|Side chair, Darwin D. Martin House|
|Frank Lloyd Wright, elevation and partial section drawing, dining table and side chairs, Darwin D. Martin House (University Archives, State University of New York at Buffalo)|
Visitors to the Darwin D. Martin House often wince at the prospect of sitting down to dinner at one of Wright's formidable oak side chairs, but little do they know that this was the end result of a contentious exchange between the Martins and their architect. Wright's initial design -- a plan and elevation of the dining table and one side chair rendered in a fine, lightly drawn pencil drawing -- called for a chair that consisted of just three basic parts: a tall vertical back slat, a platform for sitting, and a single wide-board support at right angles to the back slat and the seat. Here are details of the chair drawing:
|Side elevation, side chair, Darwin D. Martin House|
|Plan of rejected side chair, Darwin D. Martin House|
Upon receiving a model for the chair Darwin Martin wrote to Wright on December 26, 1905:
DINING CHAIR. We received yesterday afternoon the 2nd model for dining chair. After carefully considering it we still protest against any design even approx'g this. Yesterday p.m. a lady of more than ordinary intelligence, sat down in the chair to try it and nearly tipped over. We do not want chairs that will cause even one percent of our guests to wildly clutch the air and ejaculate, as this design would surely do.

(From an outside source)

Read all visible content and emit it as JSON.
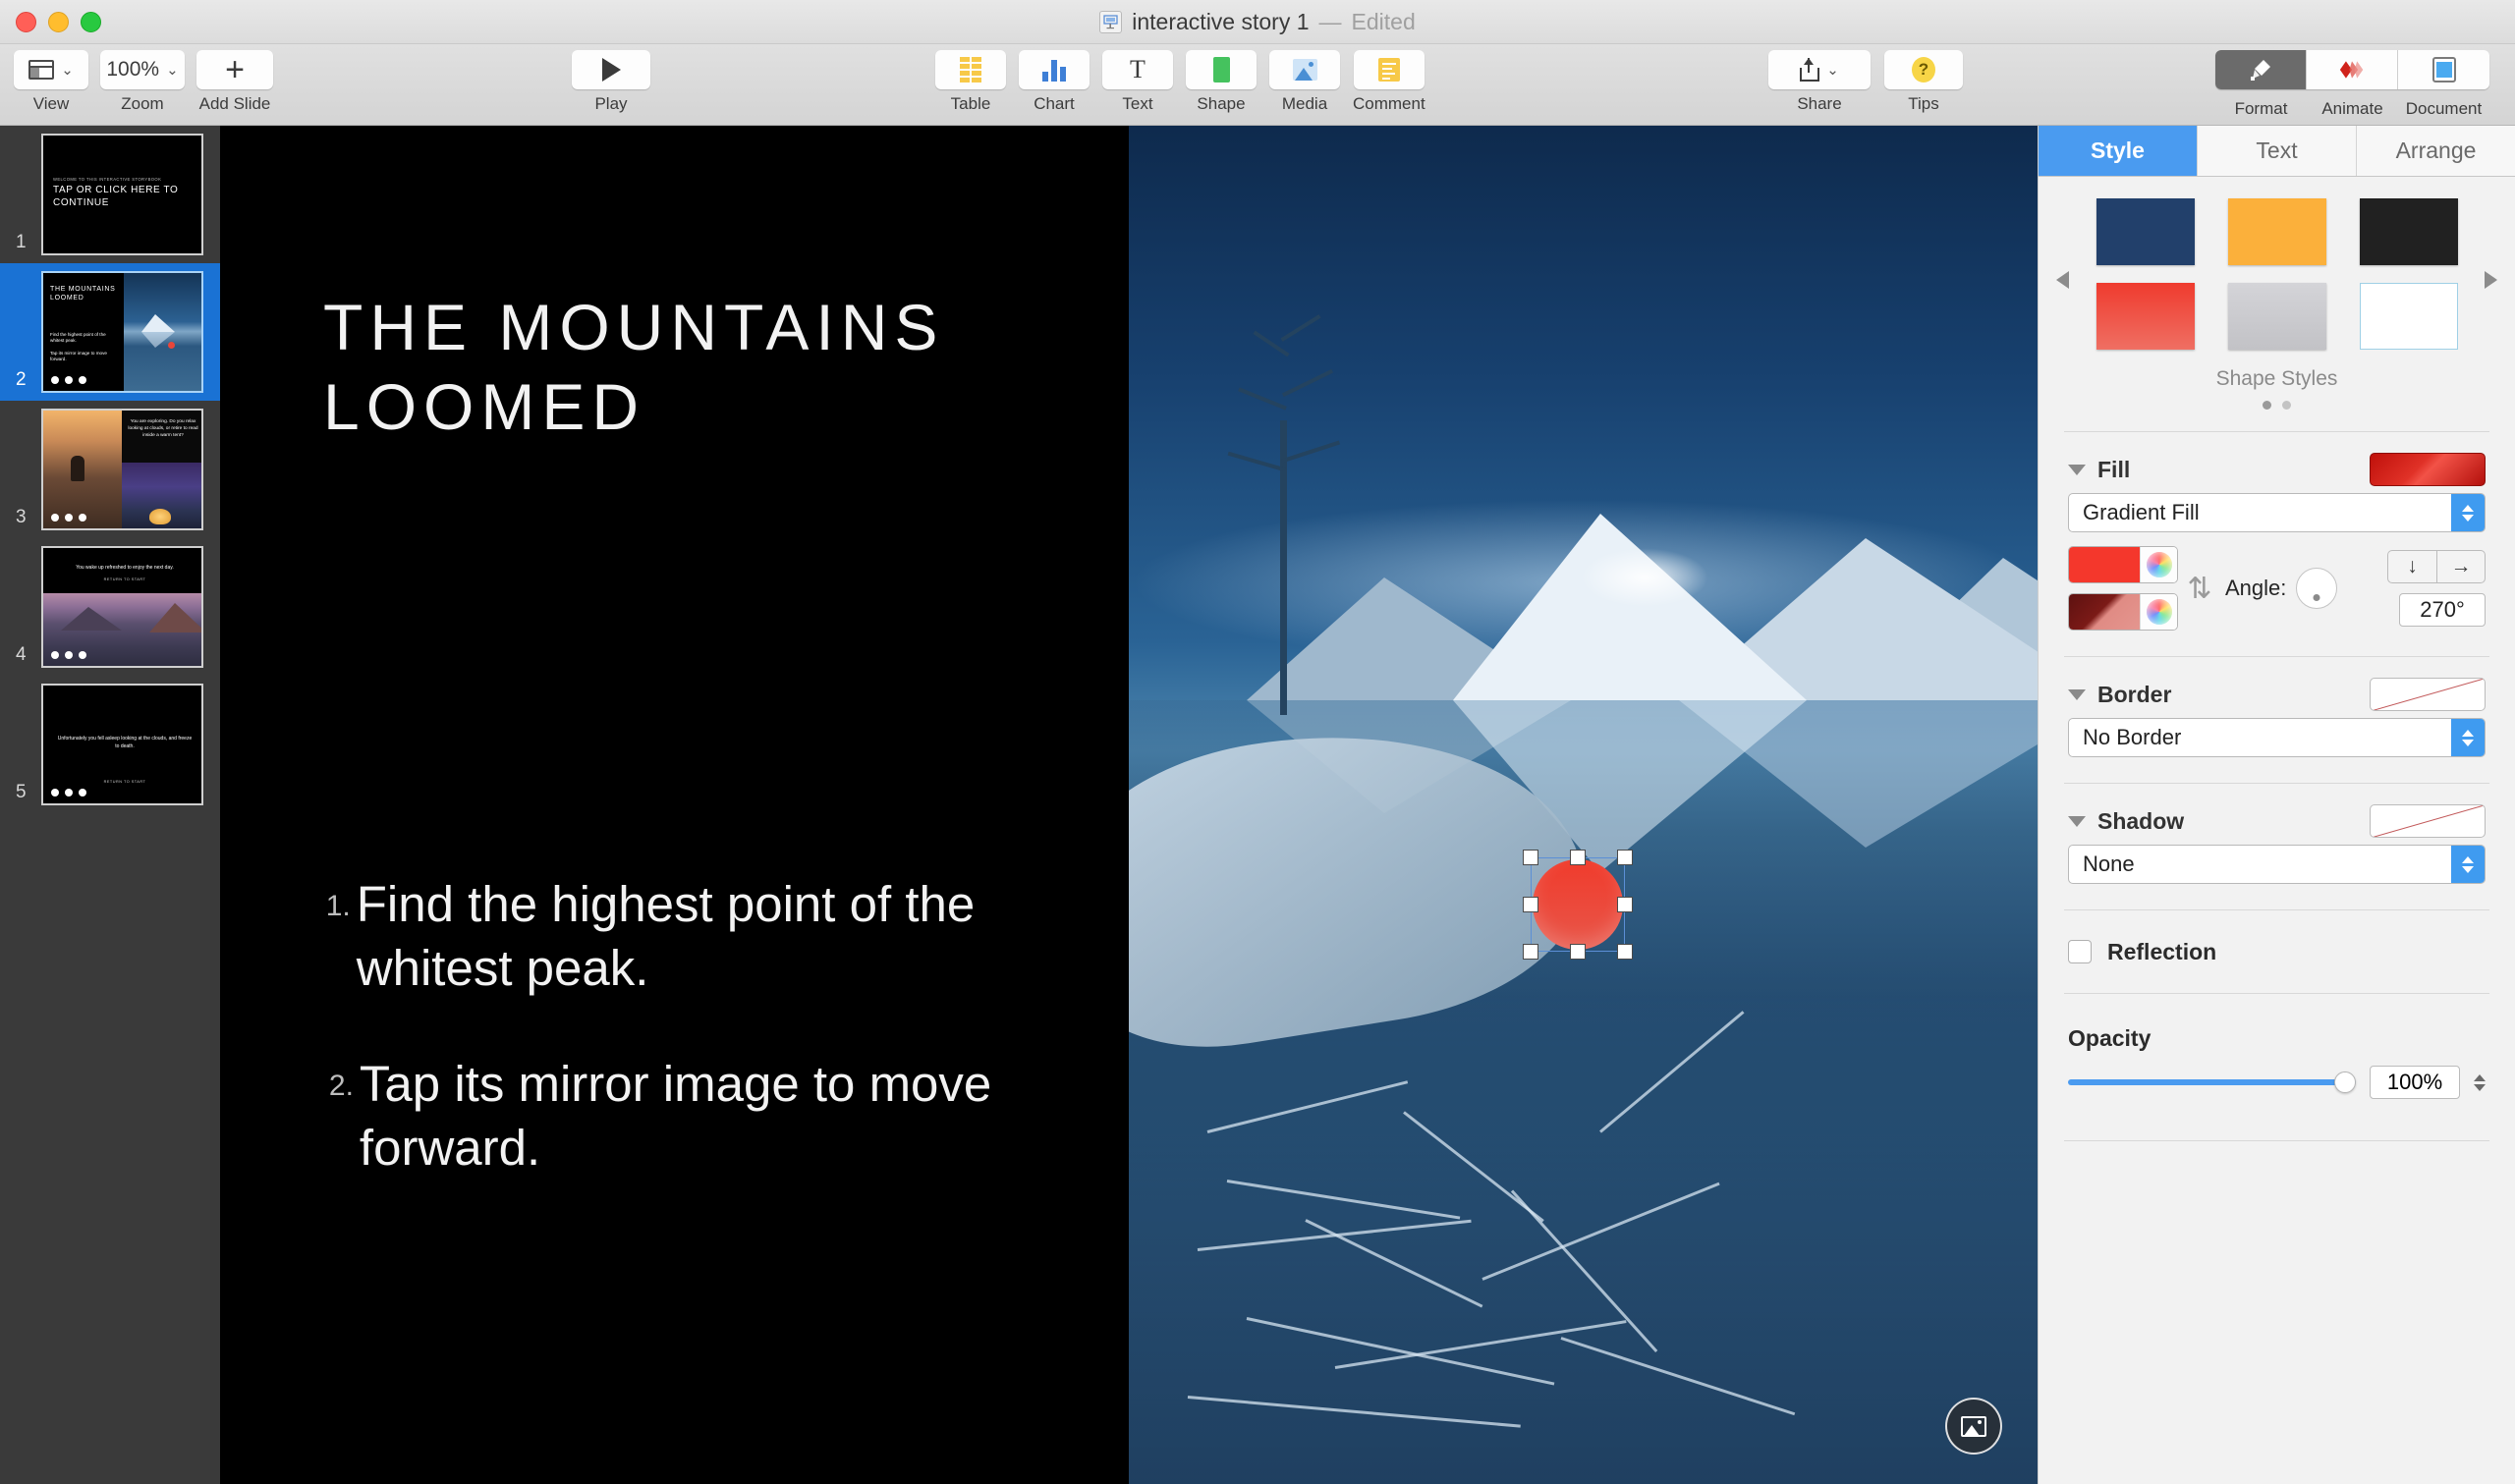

Please do not hug this child you have invented so close to you that you cannot see with others its impracticality... You have shown your capacity of making good dining chairs. Make us some.
|The Larkin "suicide chair"|
Despite Martin's admonition Wright did cling to his "invention." He designed a three-legged chair for the Larkin Administration Building even as the Martins objected to theirs. Harry Larkin, Jr., the last president of the Larkin Company told this writer that they called it the "suicide chair." Thirty years later Wright designed a lighter, tubular metal three-legged chair for the Johnson's Wax Company. What was he thinking?
|Chair Johnson's Wax Company, 1937|